After disappointment at the Commonwealth Games; Max Whitlock has pledged to up the difficulty of his routines even further as he prepares for this summer’s European Championships.
Tuesday marked 100 days until the continental event gets underway in Glasgow, Whitlock is wasting no time in preparing and is already back in the gym just ten days after the Gold Coast games ended.
But after failing to win gold in either of the pommel horse or floor events in Australia – both apparatus upon which he is Olympic champion – he is not going to play it safe in Glasgow.
“Glasgow won’t be too soon to see an increase in the difficulty of my routines. That’s why I went straight back into the gym after Gold Coast,” he said.
“It was about making sure I make the upgrades now, trying to mirror what I did from London to Rio with the first two years of the cycle packing in the difficulty and taking the risks to make sure I then have time to consolidate for the Olympic Games.
“Hopefully that will work and I can stick to that plan. I’m looking to get some big upgrades for the Europeans and I can’t wait to get going.”
Whitlock received the same score as pommel horse winner Rhys McClenaghan on the Gold Coast but took silver thanks to his lower execution mark.
And his sixth-place finish on the floor came following two errors in his routine.
But he admits he knew there was potential for errors going into the Games having already upped the difficulty of his routines ahead of the event.
“I’ve made more upgrades and knew at the beginning of the year that my routines would be risky - and it showed in Australia,” he added.
“But I can take so much away from Australia. It’s the competitions that don’t go to plan, where you make mistakes, that you learn from.
“You don’t learn anything from perfect competitions.
“So I’ve managed to take lessons from this and taken a lot of motivation. I’ve got the fire back – it’s maybe what I needed in order to be more picky, more particular in the training gym.”
Northern Ireland’s McClenaghan did not hold back having won the Commonwealth title, tweeting that he was coming for Whitlock’s world gold next.
But the champ welcomed the challenge and insisted he would not have it any other way.
“If there weren’t younger guys coming through then there would be a big problem.

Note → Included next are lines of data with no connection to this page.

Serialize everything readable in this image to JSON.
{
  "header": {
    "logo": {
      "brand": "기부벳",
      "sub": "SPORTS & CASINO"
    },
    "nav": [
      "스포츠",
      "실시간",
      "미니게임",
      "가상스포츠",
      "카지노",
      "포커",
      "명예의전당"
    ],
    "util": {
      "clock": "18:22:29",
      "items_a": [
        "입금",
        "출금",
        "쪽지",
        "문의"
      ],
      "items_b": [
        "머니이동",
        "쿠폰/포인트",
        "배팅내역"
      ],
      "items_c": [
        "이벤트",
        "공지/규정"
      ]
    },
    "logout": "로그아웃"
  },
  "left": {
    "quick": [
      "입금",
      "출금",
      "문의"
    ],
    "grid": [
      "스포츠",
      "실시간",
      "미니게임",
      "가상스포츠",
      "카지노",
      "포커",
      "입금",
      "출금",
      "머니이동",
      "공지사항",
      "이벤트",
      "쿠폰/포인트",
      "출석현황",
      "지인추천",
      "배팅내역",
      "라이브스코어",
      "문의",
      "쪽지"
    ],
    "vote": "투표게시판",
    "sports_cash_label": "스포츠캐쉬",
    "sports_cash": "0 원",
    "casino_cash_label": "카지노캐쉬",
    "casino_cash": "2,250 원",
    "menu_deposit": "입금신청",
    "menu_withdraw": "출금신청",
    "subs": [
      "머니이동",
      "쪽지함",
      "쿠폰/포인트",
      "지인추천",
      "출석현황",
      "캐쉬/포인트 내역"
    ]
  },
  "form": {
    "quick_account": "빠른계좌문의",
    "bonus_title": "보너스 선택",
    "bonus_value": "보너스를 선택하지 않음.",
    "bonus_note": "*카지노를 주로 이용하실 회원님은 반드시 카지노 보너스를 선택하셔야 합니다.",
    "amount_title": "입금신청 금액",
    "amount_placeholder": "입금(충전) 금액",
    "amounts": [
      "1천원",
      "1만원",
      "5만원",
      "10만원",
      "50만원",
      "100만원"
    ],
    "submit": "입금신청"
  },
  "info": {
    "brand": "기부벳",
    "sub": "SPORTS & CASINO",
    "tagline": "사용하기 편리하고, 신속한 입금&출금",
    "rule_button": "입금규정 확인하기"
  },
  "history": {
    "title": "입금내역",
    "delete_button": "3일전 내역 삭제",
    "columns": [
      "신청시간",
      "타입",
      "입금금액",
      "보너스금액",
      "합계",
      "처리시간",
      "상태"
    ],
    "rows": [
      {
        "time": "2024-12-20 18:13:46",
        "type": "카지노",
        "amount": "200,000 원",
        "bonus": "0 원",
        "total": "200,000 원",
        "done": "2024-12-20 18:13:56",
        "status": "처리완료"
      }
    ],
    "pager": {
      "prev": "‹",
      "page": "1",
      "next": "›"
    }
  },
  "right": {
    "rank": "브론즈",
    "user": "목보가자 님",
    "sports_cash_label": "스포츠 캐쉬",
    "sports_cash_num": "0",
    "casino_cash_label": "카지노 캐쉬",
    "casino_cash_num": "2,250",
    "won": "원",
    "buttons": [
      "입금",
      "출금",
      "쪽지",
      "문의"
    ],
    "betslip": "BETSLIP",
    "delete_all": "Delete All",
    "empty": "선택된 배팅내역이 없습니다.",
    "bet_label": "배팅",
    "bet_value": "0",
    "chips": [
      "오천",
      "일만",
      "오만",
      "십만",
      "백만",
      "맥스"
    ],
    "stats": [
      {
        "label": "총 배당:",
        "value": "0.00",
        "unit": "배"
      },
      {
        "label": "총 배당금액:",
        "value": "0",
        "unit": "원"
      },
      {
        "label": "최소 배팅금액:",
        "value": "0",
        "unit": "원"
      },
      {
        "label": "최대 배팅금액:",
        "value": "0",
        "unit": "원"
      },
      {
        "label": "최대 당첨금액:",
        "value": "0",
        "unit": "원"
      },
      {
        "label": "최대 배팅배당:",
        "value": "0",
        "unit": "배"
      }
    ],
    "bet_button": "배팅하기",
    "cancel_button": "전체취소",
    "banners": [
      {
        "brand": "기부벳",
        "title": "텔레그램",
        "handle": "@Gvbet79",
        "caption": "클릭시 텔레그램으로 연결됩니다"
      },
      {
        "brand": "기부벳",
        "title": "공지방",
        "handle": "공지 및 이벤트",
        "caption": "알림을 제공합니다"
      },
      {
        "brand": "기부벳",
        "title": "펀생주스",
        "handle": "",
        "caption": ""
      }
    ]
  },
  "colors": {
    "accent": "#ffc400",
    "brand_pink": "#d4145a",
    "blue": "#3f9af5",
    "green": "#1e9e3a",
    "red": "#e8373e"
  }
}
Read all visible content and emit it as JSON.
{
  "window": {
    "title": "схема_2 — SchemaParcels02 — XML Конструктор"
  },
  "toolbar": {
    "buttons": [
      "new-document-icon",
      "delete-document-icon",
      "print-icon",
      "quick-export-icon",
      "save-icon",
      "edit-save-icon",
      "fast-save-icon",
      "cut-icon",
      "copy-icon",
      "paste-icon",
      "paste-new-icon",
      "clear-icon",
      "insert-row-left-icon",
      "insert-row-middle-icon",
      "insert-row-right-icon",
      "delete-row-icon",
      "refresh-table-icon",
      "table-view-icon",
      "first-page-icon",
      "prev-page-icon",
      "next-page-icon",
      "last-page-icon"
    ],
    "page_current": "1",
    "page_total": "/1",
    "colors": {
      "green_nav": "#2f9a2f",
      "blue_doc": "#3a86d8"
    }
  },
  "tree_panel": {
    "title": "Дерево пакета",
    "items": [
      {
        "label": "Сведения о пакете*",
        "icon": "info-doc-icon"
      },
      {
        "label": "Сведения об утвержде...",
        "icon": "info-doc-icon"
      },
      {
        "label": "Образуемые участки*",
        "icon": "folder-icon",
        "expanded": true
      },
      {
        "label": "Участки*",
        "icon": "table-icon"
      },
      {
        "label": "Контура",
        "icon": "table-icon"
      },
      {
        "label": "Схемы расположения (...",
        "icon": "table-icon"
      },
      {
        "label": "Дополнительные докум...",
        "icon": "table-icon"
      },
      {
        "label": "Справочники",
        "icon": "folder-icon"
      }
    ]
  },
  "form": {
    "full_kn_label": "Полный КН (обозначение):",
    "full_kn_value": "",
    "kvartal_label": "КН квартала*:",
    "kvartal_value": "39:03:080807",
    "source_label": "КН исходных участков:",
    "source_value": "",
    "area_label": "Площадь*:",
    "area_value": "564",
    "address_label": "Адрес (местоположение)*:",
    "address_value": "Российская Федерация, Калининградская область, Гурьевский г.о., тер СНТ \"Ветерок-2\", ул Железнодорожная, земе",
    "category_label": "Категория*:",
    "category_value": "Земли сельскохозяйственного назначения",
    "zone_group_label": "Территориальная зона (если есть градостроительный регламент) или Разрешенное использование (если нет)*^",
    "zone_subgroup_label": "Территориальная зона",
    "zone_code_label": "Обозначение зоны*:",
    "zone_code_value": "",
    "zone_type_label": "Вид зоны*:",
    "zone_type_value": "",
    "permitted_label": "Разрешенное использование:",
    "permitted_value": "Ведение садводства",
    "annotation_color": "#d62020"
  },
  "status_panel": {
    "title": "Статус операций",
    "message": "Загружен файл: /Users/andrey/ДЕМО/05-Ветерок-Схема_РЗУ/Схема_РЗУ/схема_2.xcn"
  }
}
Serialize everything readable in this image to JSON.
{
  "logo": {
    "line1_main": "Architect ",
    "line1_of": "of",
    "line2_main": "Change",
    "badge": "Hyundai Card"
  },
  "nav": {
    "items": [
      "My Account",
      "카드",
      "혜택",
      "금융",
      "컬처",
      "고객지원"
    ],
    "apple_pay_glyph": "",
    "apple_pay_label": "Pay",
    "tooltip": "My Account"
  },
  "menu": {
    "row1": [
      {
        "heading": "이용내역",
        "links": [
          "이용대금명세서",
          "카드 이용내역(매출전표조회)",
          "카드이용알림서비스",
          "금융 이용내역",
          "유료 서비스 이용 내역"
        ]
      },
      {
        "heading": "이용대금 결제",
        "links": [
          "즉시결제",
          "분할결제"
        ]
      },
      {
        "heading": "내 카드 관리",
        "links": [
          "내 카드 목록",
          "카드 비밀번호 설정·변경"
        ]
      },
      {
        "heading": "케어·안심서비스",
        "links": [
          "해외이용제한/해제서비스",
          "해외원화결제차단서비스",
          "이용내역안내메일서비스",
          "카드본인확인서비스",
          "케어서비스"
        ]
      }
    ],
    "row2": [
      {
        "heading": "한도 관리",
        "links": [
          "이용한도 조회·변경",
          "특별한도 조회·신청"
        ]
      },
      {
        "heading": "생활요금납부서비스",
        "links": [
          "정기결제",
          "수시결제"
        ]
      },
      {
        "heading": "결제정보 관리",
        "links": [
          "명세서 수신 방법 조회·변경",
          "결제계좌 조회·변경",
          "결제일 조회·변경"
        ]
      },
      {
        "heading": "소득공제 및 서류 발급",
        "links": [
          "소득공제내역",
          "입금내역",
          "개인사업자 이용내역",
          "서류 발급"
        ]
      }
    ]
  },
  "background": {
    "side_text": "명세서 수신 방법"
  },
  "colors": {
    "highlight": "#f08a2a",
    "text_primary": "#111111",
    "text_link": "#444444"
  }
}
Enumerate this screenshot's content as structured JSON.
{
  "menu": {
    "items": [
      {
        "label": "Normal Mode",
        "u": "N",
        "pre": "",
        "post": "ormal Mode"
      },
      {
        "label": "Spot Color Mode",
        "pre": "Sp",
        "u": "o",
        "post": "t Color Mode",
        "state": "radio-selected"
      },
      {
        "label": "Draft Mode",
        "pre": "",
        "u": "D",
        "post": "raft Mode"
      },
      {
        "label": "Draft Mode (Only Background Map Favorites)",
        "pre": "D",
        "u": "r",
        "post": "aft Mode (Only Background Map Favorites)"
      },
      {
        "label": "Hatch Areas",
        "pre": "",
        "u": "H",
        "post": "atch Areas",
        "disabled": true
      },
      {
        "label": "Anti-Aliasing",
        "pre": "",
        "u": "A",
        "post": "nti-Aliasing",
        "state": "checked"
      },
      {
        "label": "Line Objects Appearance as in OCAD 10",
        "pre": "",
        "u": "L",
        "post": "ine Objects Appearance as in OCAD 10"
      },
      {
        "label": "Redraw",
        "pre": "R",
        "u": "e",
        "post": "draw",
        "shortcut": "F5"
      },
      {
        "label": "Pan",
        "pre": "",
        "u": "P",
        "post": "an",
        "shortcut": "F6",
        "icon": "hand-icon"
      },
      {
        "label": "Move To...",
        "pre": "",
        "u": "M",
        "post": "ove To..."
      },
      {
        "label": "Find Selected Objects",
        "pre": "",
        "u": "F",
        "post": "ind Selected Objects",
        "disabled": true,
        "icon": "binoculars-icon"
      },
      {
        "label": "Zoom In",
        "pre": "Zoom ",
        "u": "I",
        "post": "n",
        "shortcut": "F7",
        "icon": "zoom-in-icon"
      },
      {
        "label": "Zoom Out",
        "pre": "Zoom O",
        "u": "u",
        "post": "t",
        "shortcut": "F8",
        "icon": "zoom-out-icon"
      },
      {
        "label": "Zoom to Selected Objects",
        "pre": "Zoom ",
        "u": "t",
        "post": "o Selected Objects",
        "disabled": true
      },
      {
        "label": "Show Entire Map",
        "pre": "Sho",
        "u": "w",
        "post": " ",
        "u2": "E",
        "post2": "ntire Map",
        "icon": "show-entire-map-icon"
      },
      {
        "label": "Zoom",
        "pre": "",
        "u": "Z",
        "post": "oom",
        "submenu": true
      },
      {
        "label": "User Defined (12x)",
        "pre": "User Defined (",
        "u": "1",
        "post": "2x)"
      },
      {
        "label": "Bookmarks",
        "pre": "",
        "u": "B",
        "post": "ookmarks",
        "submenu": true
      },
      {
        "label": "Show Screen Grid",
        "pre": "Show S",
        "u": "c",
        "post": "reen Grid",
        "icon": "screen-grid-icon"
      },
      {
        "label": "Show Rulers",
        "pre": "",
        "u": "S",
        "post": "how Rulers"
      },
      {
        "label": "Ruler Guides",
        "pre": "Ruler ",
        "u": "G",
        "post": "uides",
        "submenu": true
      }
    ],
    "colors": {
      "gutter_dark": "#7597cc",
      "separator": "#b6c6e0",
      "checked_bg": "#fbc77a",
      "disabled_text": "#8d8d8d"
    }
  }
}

Success breeds success. These young kids believe it is possible because they see seniors doing it,” he concluded.
“It’s pushing them and it’s motivating them.
“For me, some of the best competitions I’ve competed are when I’ve been in the highest pressured environments.
“It’s great to have people like Rhys coming through and I gain so much motivation from it.
“It pushes me. I thrive off the challenge and I can’t wait to get out there.”